# [Records contained in a dataset]
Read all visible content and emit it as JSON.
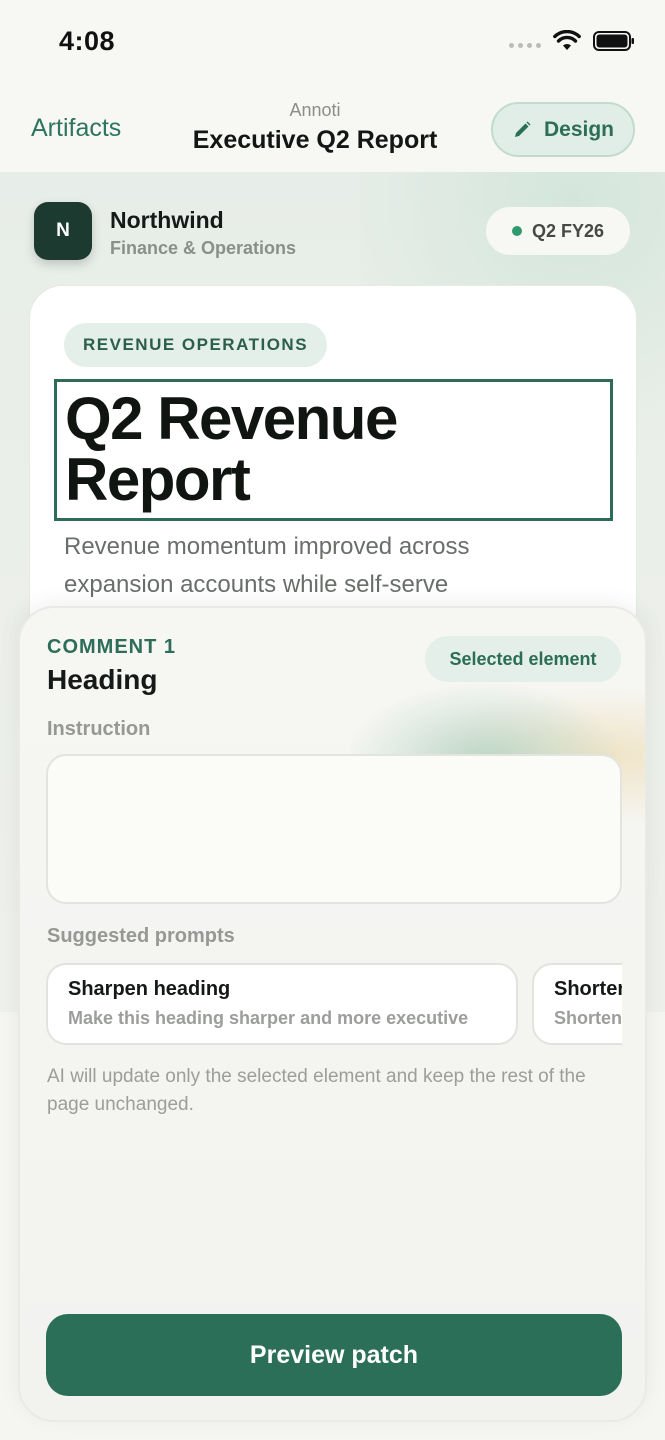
{
  "status_bar": {
    "time": "4:08"
  },
  "nav": {
    "back_label": "Artifacts",
    "app_name": "Annoti",
    "title": "Executive Q2 Report",
    "design_label": "Design"
  },
  "org": {
    "initial": "N",
    "name": "Northwind",
    "subtitle": "Finance & Operations",
    "period": "Q2 FY26"
  },
  "report": {
    "section_label": "REVENUE OPERATIONS",
    "heading": "Q2 Revenue Report",
    "summary": "Revenue momentum improved across expansion accounts while self-serve"
  },
  "comment": {
    "label": "COMMENT 1",
    "element": "Heading",
    "selected_badge": "Selected element",
    "instruction_label": "Instruction",
    "instruction_value": "",
    "suggested_label": "Suggested prompts",
    "prompts": [
      {
        "title": "Sharpen heading",
        "description": "Make this heading sharper and more executive"
      },
      {
        "title": "Shorten",
        "description": "Shorten"
      }
    ],
    "disclaimer": "AI will update only the selected element and keep the rest of the page unchanged.",
    "preview_label": "Preview patch"
  },
  "colors": {
    "accent": "#2c6f59",
    "accent_light": "#e3efe8",
    "status_dot": "#2f9a6e",
    "logo_bg": "#1d3a30"
  }
}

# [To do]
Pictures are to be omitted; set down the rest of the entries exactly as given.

# [Answer to this problem]
Read all visible content and emit it as JSON.
{
  "status_bar": {
    "time": "4:08"
  },
  "nav": {
    "back_label": "Artifacts",
    "app_name": "Annoti",
    "title": "Executive Q2 Report",
    "design_label": "Design"
  },
  "org": {
    "initial": "N",
    "name": "Northwind",
    "subtitle": "Finance & Operations",
    "period": "Q2 FY26"
  },
  "report": {
    "section_label": "REVENUE OPERATIONS",
    "heading": "Q2 Revenue Report",
    "summary": "Revenue momentum improved across expansion accounts while self-serve"
  },
  "comment": {
    "label": "COMMENT 1",
    "element": "Heading",
    "selected_badge": "Selected element",
    "instruction_label": "Instruction",
    "instruction_value": "",
    "suggested_label": "Suggested prompts",
    "prompts": [
      {
        "title": "Sharpen heading",
        "description": "Make this heading sharper and more executive"
      },
      {
        "title": "Shorten",
        "description": "Shorten"
      }
    ],
    "disclaimer": "AI will update only the selected element and keep the rest of the page unchanged.",
    "preview_label": "Preview patch"
  },
  "colors": {
    "accent": "#2c6f59",
    "accent_light": "#e3efe8",
    "status_dot": "#2f9a6e",
    "logo_bg": "#1d3a30"
  }
}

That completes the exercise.